This is a commentary that draws on the journey experience that was earlier very much a part of Brother Tony’s experience. That is often described as rough roads, difficult driving, muddy and impassible in a rainy season. One could say now that this is an inner journey, involving Brother Tony’s inner self, a spiritual center. Not only is he involved in such a journey within himself – something always there – he learns and develops listening methods, themes of spiritual direction. For many, a one-on-one directed retreat is a blessing under Brother Tony’s guidance, maturity and wisdom.
Yet, development continues, though no fishponds. Brother Tony never tires of creating projects for development. Itimpi became a banana plantation – sell bananas -- until aphids, tiny insects, ruined acres of banana trees. For a while chickens in good numbers became an ongoing marketing possibility.
All the while, Tony ever sensitive to the needs of the poor in nearby compounds, with development on his minds, and all the lessons he had learned back in Ireland, he created a school. In the original creating moments, Fr. Juniper Cummings was very involved. The school began in 2000, with a classroom block for the first 250 most vulnerable children who begged for education. Before 2009, the school hosted all twelve grades.

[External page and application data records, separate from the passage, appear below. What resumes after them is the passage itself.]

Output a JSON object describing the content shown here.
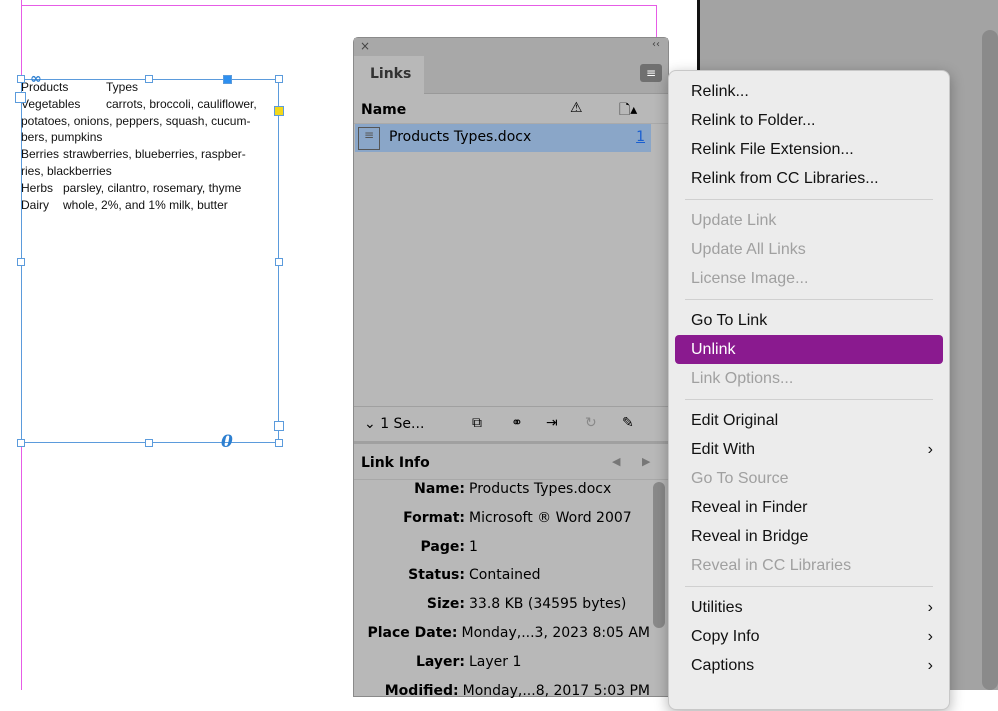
{
  "document": {
    "table_rows": [
      {
        "product": "Products",
        "types": "Types"
      },
      {
        "product": "Vegetables",
        "types": "carrots, broccoli, cauliflower,"
      },
      {
        "product": "",
        "types": "potatoes, onions, peppers, squash, cucum-"
      },
      {
        "product": "",
        "types": "bers, pumpkins"
      },
      {
        "product": "Berries",
        "types": "strawberries, blueberries, raspber-"
      },
      {
        "product": "",
        "types": "ries, blackberries"
      },
      {
        "product": "Herbs",
        "types": "parsley, cilantro, rosemary, thyme"
      },
      {
        "product": "Dairy",
        "types": "whole, 2%, and 1% milk, butter"
      }
    ]
  },
  "panel": {
    "close": "×",
    "collapse": "‹‹",
    "tab": "Links",
    "menu_icon": "hamburger-icon",
    "name_header": "Name",
    "link": {
      "name": "Products Types.docx",
      "page": "1"
    },
    "selection_label": "1 Se...",
    "link_info_title": "Link Info",
    "info": [
      {
        "k": "Name:",
        "v": "Products Types.docx"
      },
      {
        "k": "Format:",
        "v": "Microsoft ® Word 2007"
      },
      {
        "k": "Page:",
        "v": "1"
      },
      {
        "k": "Status:",
        "v": "Contained"
      },
      {
        "k": "Size:",
        "v": "33.8 KB (34595 bytes)"
      },
      {
        "k": "Place Date:",
        "v": "Monday,...3, 2023 8:05 AM"
      },
      {
        "k": "Layer:",
        "v": "Layer 1"
      },
      {
        "k": "Modified:",
        "v": "Monday,...8, 2017 5:03 PM"
      }
    ]
  },
  "menu": {
    "items": [
      {
        "label": "Relink...",
        "state": "enabled"
      },
      {
        "label": "Relink to Folder...",
        "state": "enabled"
      },
      {
        "label": "Relink File Extension...",
        "state": "enabled"
      },
      {
        "label": "Relink from CC Libraries...",
        "state": "enabled"
      },
      {
        "label": "Update Link",
        "state": "disabled"
      },
      {
        "label": "Update All Links",
        "state": "disabled"
      },
      {
        "label": "License Image...",
        "state": "disabled"
      },
      {
        "label": "Go To Link",
        "state": "enabled"
      },
      {
        "label": "Unlink",
        "state": "highlighted"
      },
      {
        "label": "Link Options...",
        "state": "disabled"
      },
      {
        "label": "Edit Original",
        "state": "enabled"
      },
      {
        "label": "Edit With",
        "state": "enabled",
        "submenu": true
      },
      {
        "label": "Go To Source",
        "state": "disabled"
      },
      {
        "label": "Reveal in Finder",
        "state": "enabled"
      },
      {
        "label": "Reveal in Bridge",
        "state": "enabled"
      },
      {
        "label": "Reveal in CC Libraries",
        "state": "disabled"
      },
      {
        "label": "Utilities",
        "state": "enabled",
        "submenu": true
      },
      {
        "label": "Copy Info",
        "state": "enabled",
        "submenu": true
      },
      {
        "label": "Captions",
        "state": "enabled",
        "submenu": true
      }
    ],
    "separators_after": [
      3,
      6,
      9,
      15
    ],
    "highlight_color": "#8a1a8f"
  }
}
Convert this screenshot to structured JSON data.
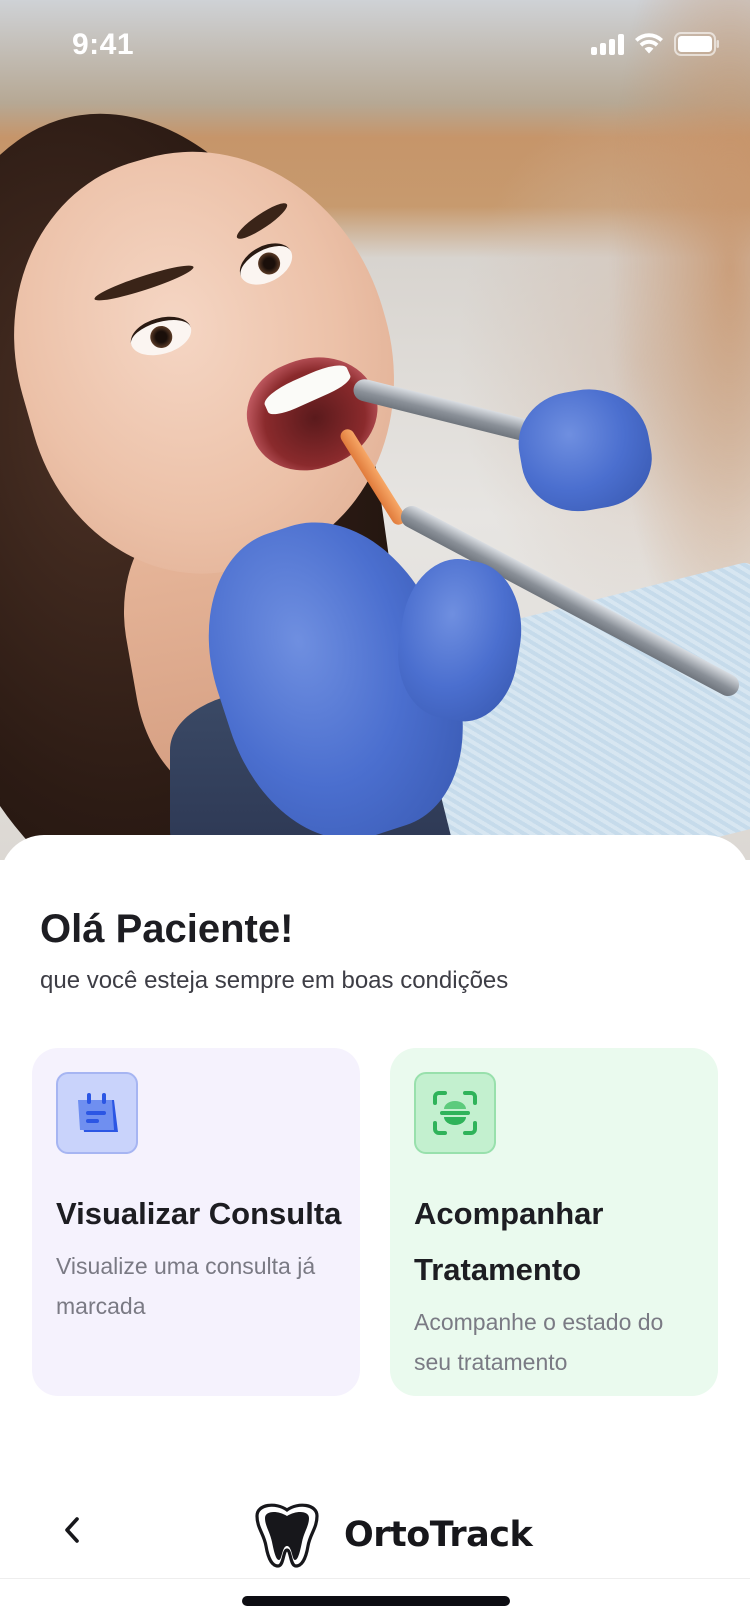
{
  "status_bar": {
    "time": "9:41",
    "icons": [
      "signal-icon",
      "wifi-icon",
      "battery-icon"
    ]
  },
  "hero": {
    "image": "patient-at-dentist-photo"
  },
  "greeting": {
    "title": "Olá Paciente!",
    "subtitle": "que você esteja sempre em boas condições"
  },
  "cards": [
    {
      "title": "Visualizar Consulta",
      "description": "Visualize uma consulta já marcada",
      "icon": "calendar-icon",
      "background": "#f5f2fd",
      "accent": "#3a5fe6"
    },
    {
      "title": "Acompanhar Tratamento",
      "description": "Acompanhe o estado do seu tratamento",
      "icon": "scan-tooth-icon",
      "background": "#eafaee",
      "accent": "#2fb35a"
    }
  ],
  "nav": {
    "back_icon": "chevron-left-icon",
    "brand_name": "OrtoTrack",
    "brand_logo": "tooth-logo"
  }
}
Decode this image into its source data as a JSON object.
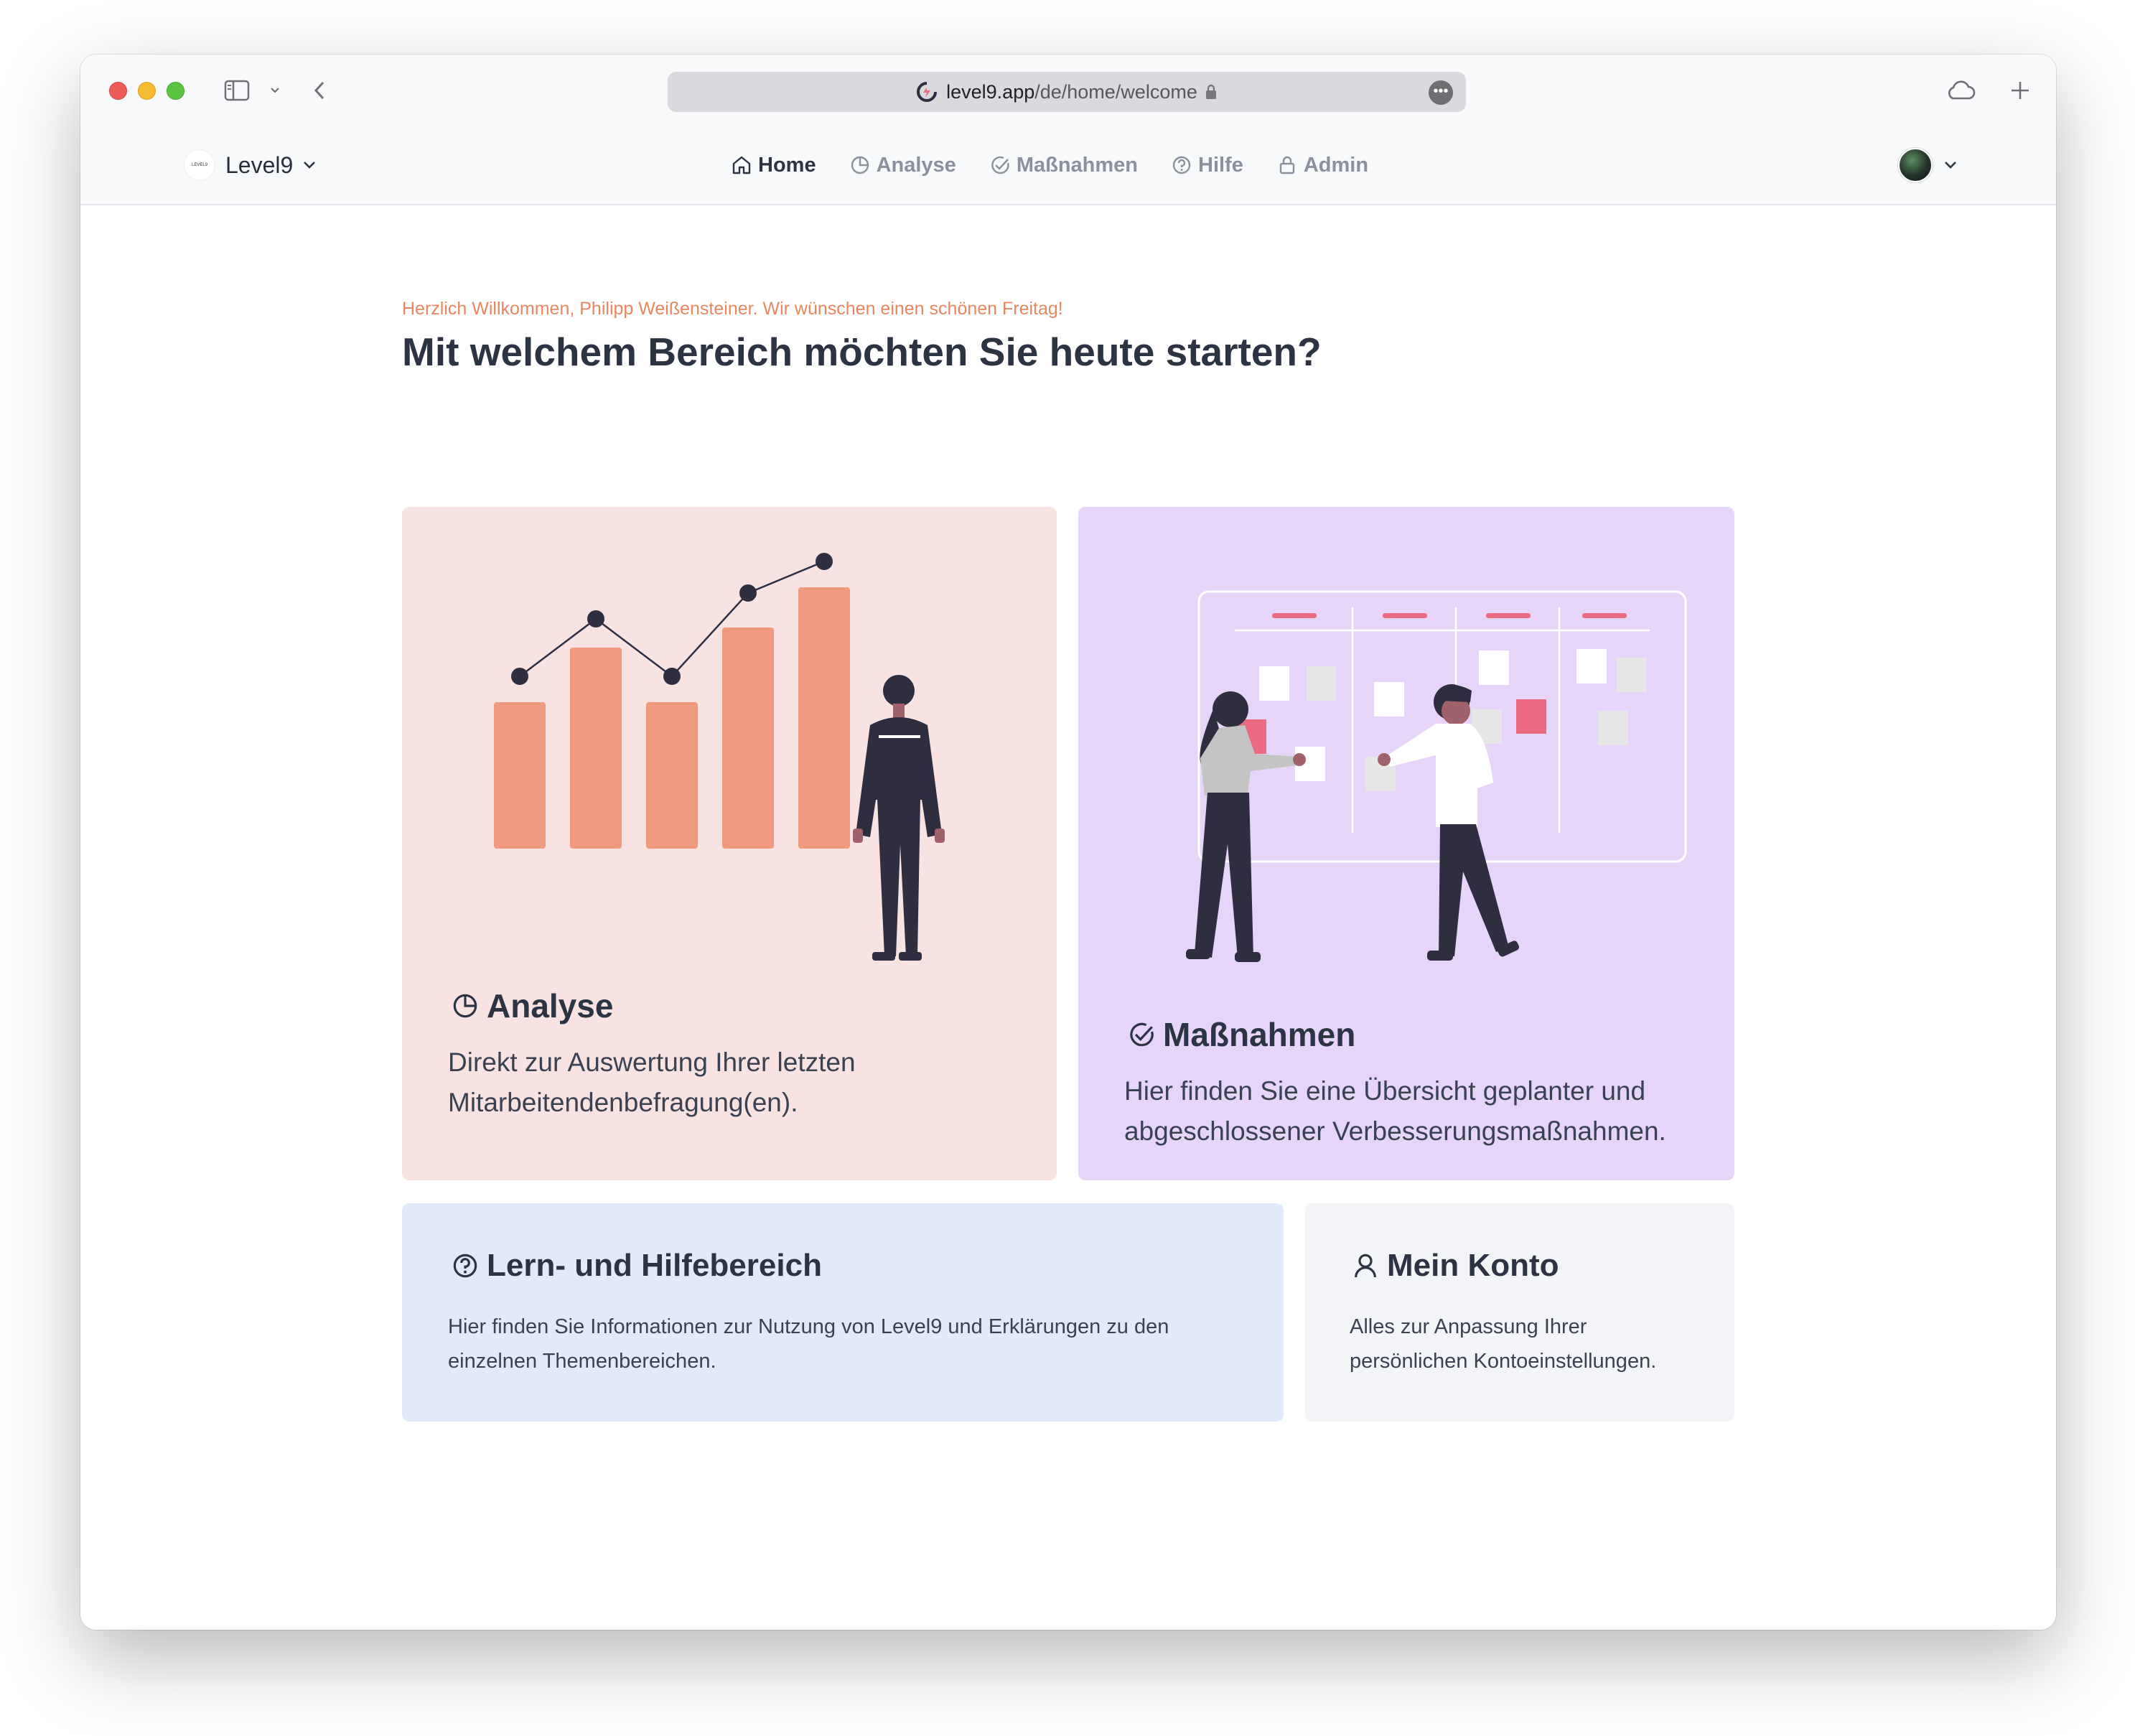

Eventually the Ministry of Education provided Grant Aid for the sake of providing qualified teachers. This included salary aid. That is when it became a Secondary School, grades 8 through 12.
That is now St Francis Technical Secondary School. And in 2019, the high school forms future leaders, over 760 students. They benefit from workshops in carpentry, woodwork, horticulture, animal husbandry, metal work, plumbing, electrical, agriculture, computers, and tailoring and design.
Students are qualifying and employments opportunities are there. Confidence, comfort, and joy are characteristics of their pleasant faces.
A recent addition to the school is unusual - an auditorium lecture hall. The auditorium has a seating capacity of 400 people, and it is suitable for conferences, lectures, retreats, and any other gatherings. The auditorium is named Barnet Auditorium in honor of the donors who gave a good portion of the funds to make it possible.